- Empower the team. Those responsible for coordinating efforts across the enterprise need help when developing an appropriate strategy. Be sure to focus on relevancy as it pertains to the company's mission and provide the resources and tools necessary to achieve customer goals.
- Be patient. In most scenarios, customer experience strategies are multi-year programs that require hard work and refinement across all stages of development. Encourage team members to remain positive, as they may not see distinct results for a year or more after implementation.
- Support the team. Because such strategies often take quite some time to roll out and establish, team members need constant support. Leverage people and experts already within the company by creating cross-functional teams that aid one another and champion the overall objectives.
Mistakes are bound to happen along the way, says Graeme Grant, president and COO of CQuotient, hence why companies must implement monitoring processes that allow teams to assess what's working and what's not so they may adjust their strategies to reflect these findings as quickly as possible. There will likely be bumps along the road, as with any new strategy, but leaders must remember that customer experience isn't an initiative or project; it's something that needs to be sustained long-term. Teams must simply remain proactive as they work to establish the proper path for their organization.
Hampton Hotels Highlights Great Customer Experiences via Video Storytelling
Hamptonality, as coined by Hampton Hotels, refers to the proactive, friendly service that defines every employee's role within the organization. Team members are consistently committed to fulfilling guests' needs, thereby going above and beyond expectations to deliver the best customer experience possible. Yet, while this term has become synonymous with the brand's internal culture, Hampton Hotels recognized the need to generate awareness, thereby leading marketers to tap into the heartfelt stories and experiences fans of Hampton Hotels were actively sharing online.

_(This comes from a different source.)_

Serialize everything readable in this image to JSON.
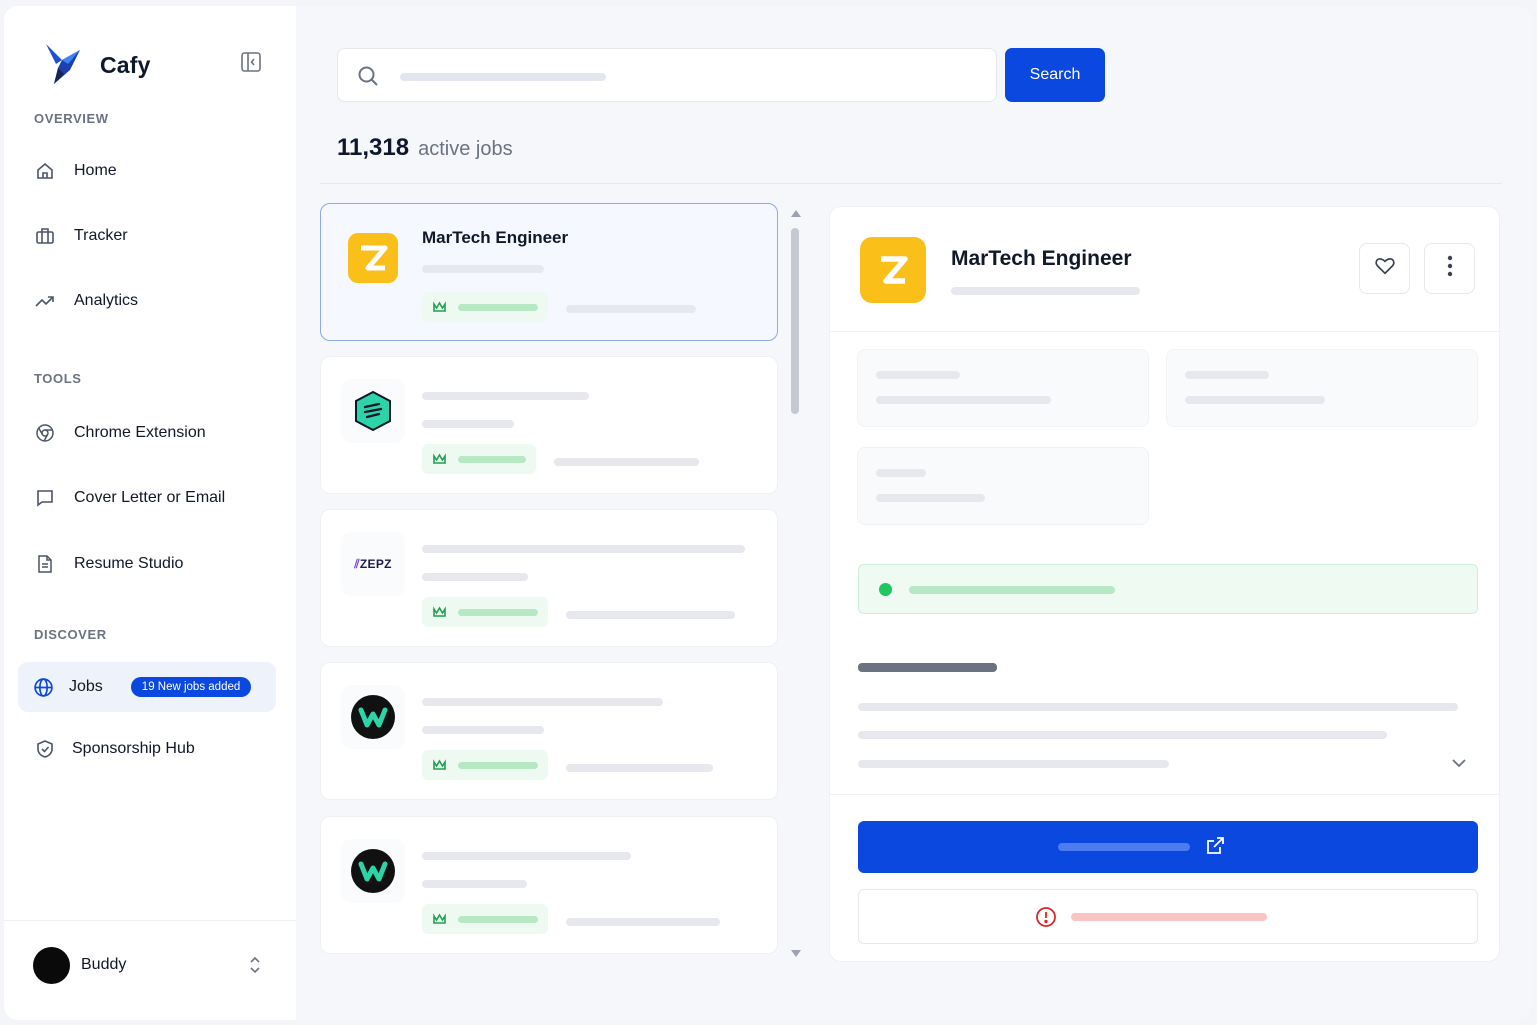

Now known as Hamptonality Moments, this external campaign was designed to impart knowledge of the brand's internal mindset to guests all over the country. Thus, Hampton associates and their accompanying production crew set out to create video testimonials featuring guests across America. These videos were derived from experiences guests shared with the brand directly, as well as those discovered online. Hampton Hotels not only wanted to celebrate its own essential differentiators, but also those guests that truly validate how amazing the Hampton experience can be.
Because this campaign grew from the inside out, Hampton Hotels employees were already on board as they've lived this culture for 10 years. Guests were also eager to share their experiences, as they're already highly engaged, loyal fans of the brand overall. For instance, one video (below) highlights the adventures of TJ Elevator Fan, a young boy who travels with his parents to Hampton Hotels properties all across the U.S., fueling his love for the brand and elevators simultaneously. In each instance, Hampton associates go out of their way to provide TJ and his family with an exceptional experience that makes them feel like they're part of the family.
Since its inception, Hampton Hotels has seen a 180 percent increase in Facebook fans, as well as a 90 percent share rate among viewers of its YouTube playlist. Through video storytelling, Hampton Hotels has put faces to the name-both employees and guests-demonstrating the symbiotic relationship between its internal focus on customer centricity and the smiles that emphasize their success.